### Directions
Nothing is to be altered; the data must be repeated exactly.

+++++

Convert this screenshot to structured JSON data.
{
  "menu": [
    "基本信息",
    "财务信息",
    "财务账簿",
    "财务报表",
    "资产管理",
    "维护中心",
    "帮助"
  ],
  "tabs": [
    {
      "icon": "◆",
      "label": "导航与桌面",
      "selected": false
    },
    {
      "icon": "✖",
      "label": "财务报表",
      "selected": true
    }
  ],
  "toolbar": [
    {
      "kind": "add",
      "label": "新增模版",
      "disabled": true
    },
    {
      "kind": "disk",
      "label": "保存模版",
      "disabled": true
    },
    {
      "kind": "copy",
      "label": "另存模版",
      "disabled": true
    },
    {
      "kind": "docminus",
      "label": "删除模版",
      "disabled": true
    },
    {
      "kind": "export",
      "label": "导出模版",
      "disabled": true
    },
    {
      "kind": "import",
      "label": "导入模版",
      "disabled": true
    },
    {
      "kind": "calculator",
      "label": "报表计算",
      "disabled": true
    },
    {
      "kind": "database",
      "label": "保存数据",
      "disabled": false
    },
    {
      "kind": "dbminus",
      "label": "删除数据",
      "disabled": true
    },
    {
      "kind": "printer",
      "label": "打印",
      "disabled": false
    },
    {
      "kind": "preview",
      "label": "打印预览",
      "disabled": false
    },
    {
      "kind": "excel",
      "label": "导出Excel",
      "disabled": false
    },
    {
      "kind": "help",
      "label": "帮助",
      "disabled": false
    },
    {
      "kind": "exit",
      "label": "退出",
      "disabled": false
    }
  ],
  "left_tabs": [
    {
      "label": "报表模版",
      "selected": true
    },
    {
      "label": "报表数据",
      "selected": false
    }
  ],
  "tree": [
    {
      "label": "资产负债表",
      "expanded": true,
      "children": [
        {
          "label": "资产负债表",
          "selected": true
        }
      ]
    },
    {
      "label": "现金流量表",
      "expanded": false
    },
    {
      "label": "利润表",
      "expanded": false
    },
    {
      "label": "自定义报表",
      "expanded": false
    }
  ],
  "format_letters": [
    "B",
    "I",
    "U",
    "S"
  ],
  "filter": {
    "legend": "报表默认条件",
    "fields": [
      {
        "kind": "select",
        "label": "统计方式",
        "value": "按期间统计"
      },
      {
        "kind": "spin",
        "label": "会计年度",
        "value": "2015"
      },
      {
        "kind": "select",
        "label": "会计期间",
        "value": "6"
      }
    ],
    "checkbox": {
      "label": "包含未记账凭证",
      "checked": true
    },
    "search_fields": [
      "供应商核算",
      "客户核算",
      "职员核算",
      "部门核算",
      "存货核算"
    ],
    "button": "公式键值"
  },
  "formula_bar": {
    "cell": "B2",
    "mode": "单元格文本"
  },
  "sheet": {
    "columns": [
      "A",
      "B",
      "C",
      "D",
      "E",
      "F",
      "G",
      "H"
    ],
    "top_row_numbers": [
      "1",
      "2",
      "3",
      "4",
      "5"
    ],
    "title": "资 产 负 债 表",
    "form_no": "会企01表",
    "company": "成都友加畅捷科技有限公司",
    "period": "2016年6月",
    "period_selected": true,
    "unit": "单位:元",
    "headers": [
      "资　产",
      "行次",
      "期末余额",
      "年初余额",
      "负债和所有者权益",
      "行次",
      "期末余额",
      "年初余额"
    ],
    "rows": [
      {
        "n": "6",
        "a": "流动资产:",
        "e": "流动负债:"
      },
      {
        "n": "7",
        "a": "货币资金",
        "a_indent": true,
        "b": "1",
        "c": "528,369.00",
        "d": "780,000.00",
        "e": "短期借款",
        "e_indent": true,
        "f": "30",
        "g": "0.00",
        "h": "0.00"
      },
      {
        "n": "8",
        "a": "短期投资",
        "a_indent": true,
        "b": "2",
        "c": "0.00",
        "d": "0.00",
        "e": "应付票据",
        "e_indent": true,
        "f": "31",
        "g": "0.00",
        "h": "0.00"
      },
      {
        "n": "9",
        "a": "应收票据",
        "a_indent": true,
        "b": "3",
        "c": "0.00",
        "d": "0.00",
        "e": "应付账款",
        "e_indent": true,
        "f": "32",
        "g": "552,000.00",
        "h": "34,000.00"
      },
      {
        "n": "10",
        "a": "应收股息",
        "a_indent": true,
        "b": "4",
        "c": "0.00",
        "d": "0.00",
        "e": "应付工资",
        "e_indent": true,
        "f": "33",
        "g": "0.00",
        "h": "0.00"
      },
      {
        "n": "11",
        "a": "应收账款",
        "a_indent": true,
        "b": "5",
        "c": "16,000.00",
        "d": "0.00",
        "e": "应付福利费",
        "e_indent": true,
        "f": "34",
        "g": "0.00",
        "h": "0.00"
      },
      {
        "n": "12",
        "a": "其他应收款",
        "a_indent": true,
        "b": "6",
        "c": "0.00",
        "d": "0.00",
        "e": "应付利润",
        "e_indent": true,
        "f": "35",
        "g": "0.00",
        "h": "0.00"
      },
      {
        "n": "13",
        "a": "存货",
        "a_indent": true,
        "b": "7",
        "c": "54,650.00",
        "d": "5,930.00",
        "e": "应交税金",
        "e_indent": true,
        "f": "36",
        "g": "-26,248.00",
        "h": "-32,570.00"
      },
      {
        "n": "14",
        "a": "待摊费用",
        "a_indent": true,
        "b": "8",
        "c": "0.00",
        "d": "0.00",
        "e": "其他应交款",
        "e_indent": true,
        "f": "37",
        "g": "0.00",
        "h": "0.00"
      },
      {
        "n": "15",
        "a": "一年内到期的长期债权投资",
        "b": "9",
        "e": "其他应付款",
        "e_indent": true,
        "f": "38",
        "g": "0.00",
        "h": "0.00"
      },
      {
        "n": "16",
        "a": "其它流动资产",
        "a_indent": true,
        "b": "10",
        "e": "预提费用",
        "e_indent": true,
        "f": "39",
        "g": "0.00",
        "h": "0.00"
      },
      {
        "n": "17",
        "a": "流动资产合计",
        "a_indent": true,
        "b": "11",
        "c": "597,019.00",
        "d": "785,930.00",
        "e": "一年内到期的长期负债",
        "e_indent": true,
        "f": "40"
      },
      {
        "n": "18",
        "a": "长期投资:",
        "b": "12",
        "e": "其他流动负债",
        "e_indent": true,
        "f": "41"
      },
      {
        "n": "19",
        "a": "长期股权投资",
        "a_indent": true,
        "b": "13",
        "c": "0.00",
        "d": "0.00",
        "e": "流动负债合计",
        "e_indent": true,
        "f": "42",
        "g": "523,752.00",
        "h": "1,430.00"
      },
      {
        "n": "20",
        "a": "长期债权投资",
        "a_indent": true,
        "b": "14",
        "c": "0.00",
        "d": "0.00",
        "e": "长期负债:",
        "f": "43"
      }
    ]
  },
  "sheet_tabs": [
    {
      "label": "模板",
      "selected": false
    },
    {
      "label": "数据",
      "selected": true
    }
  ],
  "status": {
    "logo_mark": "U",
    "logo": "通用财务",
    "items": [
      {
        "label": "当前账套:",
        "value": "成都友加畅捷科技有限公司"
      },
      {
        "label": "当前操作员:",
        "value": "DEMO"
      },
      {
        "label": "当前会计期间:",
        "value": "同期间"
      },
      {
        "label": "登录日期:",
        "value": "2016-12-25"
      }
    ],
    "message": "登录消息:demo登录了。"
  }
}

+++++

### Written response
Convert this screenshot to structured JSON data.
{
  "menu": [
    "基本信息",
    "财务信息",
    "财务账簿",
    "财务报表",
    "资产管理",
    "维护中心",
    "帮助"
  ],
  "tabs": [
    {
      "icon": "◆",
      "label": "导航与桌面",
      "selected": false
    },
    {
      "icon": "✖",
      "label": "财务报表",
      "selected": true
    }
  ],
  "toolbar": [
    {
      "kind": "add",
      "label": "新增模版",
      "disabled": true
    },
    {
      "kind": "disk",
      "label": "保存模版",
      "disabled": true
    },
    {
      "kind": "copy",
      "label": "另存模版",
      "disabled": true
    },
    {
      "kind": "docminus",
      "label": "删除模版",
      "disabled": true
    },
    {
      "kind": "export",
      "label": "导出模版",
      "disabled": true
    },
    {
      "kind": "import",
      "label": "导入模版",
      "disabled": true
    },
    {
      "kind": "calculator",
      "label": "报表计算",
      "disabled": true
    },
    {
      "kind": "database",
      "label": "保存数据",
      "disabled": false
    },
    {
      "kind": "dbminus",
      "label": "删除数据",
      "disabled": true
    },
    {
      "kind": "printer",
      "label": "打印",
      "disabled": false
    },
    {
      "kind": "preview",
      "label": "打印预览",
      "disabled": false
    },
    {
      "kind": "excel",
      "label": "导出Excel",
      "disabled": false
    },
    {
      "kind": "help",
      "label": "帮助",
      "disabled": false
    },
    {
      "kind": "exit",
      "label": "退出",
      "disabled": false
    }
  ],
  "left_tabs": [
    {
      "label": "报表模版",
      "selected": true
    },
    {
      "label": "报表数据",
      "selected": false
    }
  ],
  "tree": [
    {
      "label": "资产负债表",
      "expanded": true,
      "children": [
        {
          "label": "资产负债表",
          "selected": true
        }
      ]
    },
    {
      "label": "现金流量表",
      "expanded": false
    },
    {
      "label": "利润表",
      "expanded": false
    },
    {
      "label": "自定义报表",
      "expanded": false
    }
  ],
  "format_letters": [
    "B",
    "I",
    "U",
    "S"
  ],
  "filter": {
    "legend": "报表默认条件",
    "fields": [
      {
        "kind": "select",
        "label": "统计方式",
        "value": "按期间统计"
      },
      {
        "kind": "spin",
        "label": "会计年度",
        "value": "2015"
      },
      {
        "kind": "select",
        "label": "会计期间",
        "value": "6"
      }
    ],
    "checkbox": {
      "label": "包含未记账凭证",
      "checked": true
    },
    "search_fields": [
      "供应商核算",
      "客户核算",
      "职员核算",
      "部门核算",
      "存货核算"
    ],
    "button": "公式键值"
  },
  "formula_bar": {
    "cell": "B2",
    "mode": "单元格文本"
  },
  "sheet": {
    "columns": [
      "A",
      "B",
      "C",
      "D",
      "E",
      "F",
      "G",
      "H"
    ],
    "top_row_numbers": [
      "1",
      "2",
      "3",
      "4",
      "5"
    ],
    "title": "资 产 负 债 表",
    "form_no": "会企01表",
    "company": "成都友加畅捷科技有限公司",
    "period": "2016年6月",
    "period_selected": true,
    "unit": "单位:元",
    "headers": [
      "资　产",
      "行次",
      "期末余额",
      "年初余额",
      "负债和所有者权益",
      "行次",
      "期末余额",
      "年初余额"
    ],
    "rows": [
      {
        "n": "6",
        "a": "流动资产:",
        "e": "流动负债:"
      },
      {
        "n": "7",
        "a": "货币资金",
        "a_indent": true,
        "b": "1",
        "c": "528,369.00",
        "d": "780,000.00",
        "e": "短期借款",
        "e_indent": true,
        "f": "30",
        "g": "0.00",
        "h": "0.00"
      },
      {
        "n": "8",
        "a": "短期投资",
        "a_indent": true,
        "b": "2",
        "c": "0.00",
        "d": "0.00",
        "e": "应付票据",
        "e_indent": true,
        "f": "31",
        "g": "0.00",
        "h": "0.00"
      },
      {
        "n": "9",
        "a": "应收票据",
        "a_indent": true,
        "b": "3",
        "c": "0.00",
        "d": "0.00",
        "e": "应付账款",
        "e_indent": true,
        "f": "32",
        "g": "552,000.00",
        "h": "34,000.00"
      },
      {
        "n": "10",
        "a": "应收股息",
        "a_indent": true,
        "b": "4",
        "c": "0.00",
        "d": "0.00",
        "e": "应付工资",
        "e_indent": true,
        "f": "33",
        "g": "0.00",
        "h": "0.00"
      },
      {
        "n": "11",
        "a": "应收账款",
        "a_indent": true,
        "b": "5",
        "c": "16,000.00",
        "d": "0.00",
        "e": "应付福利费",
        "e_indent": true,
        "f": "34",
        "g": "0.00",
        "h": "0.00"
      },
      {
        "n": "12",
        "a": "其他应收款",
        "a_indent": true,
        "b": "6",
        "c": "0.00",
        "d": "0.00",
        "e": "应付利润",
        "e_indent": true,
        "f": "35",
        "g": "0.00",
        "h": "0.00"
      },
      {
        "n": "13",
        "a": "存货",
        "a_indent": true,
        "b": "7",
        "c": "54,650.00",
        "d": "5,930.00",
        "e": "应交税金",
        "e_indent": true,
        "f": "36",
        "g": "-26,248.00",
        "h": "-32,570.00"
      },
      {
        "n": "14",
        "a": "待摊费用",
        "a_indent": true,
        "b": "8",
        "c": "0.00",
        "d": "0.00",
        "e": "其他应交款",
        "e_indent": true,
        "f": "37",
        "g": "0.00",
        "h": "0.00"
      },
      {
        "n": "15",
        "a": "一年内到期的长期债权投资",
        "b": "9",
        "e": "其他应付款",
        "e_indent": true,
        "f": "38",
        "g": "0.00",
        "h": "0.00"
      },
      {
        "n": "16",
        "a": "其它流动资产",
        "a_indent": true,
        "b": "10",
        "e": "预提费用",
        "e_indent": true,
        "f": "39",
        "g": "0.00",
        "h": "0.00"
      },
      {
        "n": "17",
        "a": "流动资产合计",
        "a_indent": true,
        "b": "11",
        "c": "597,019.00",
        "d": "785,930.00",
        "e": "一年内到期的长期负债",
        "e_indent": true,
        "f": "40"
      },
      {
        "n": "18",
        "a": "长期投资:",
        "b": "12",
        "e": "其他流动负债",
        "e_indent": true,
        "f": "41"
      },
      {
        "n": "19",
        "a": "长期股权投资",
        "a_indent": true,
        "b": "13",
        "c": "0.00",
        "d": "0.00",
        "e": "流动负债合计",
        "e_indent": true,
        "f": "42",
        "g": "523,752.00",
        "h": "1,430.00"
      },
      {
        "n": "20",
        "a": "长期债权投资",
        "a_indent": true,
        "b": "14",
        "c": "0.00",
        "d": "0.00",
        "e": "长期负债:",
        "f": "43"
      }
    ]
  },
  "sheet_tabs": [
    {
      "label": "模板",
      "selected": false
    },
    {
      "label": "数据",
      "selected": true
    }
  ],
  "status": {
    "logo_mark": "U",
    "logo": "通用财务",
    "items": [
      {
        "label": "当前账套:",
        "value": "成都友加畅捷科技有限公司"
      },
      {
        "label": "当前操作员:",
        "value": "DEMO"
      },
      {
        "label": "当前会计期间:",
        "value": "同期间"
      },
      {
        "label": "登录日期:",
        "value": "2016-12-25"
      }
    ],
    "message": "登录消息:demo登录了。"
  }
}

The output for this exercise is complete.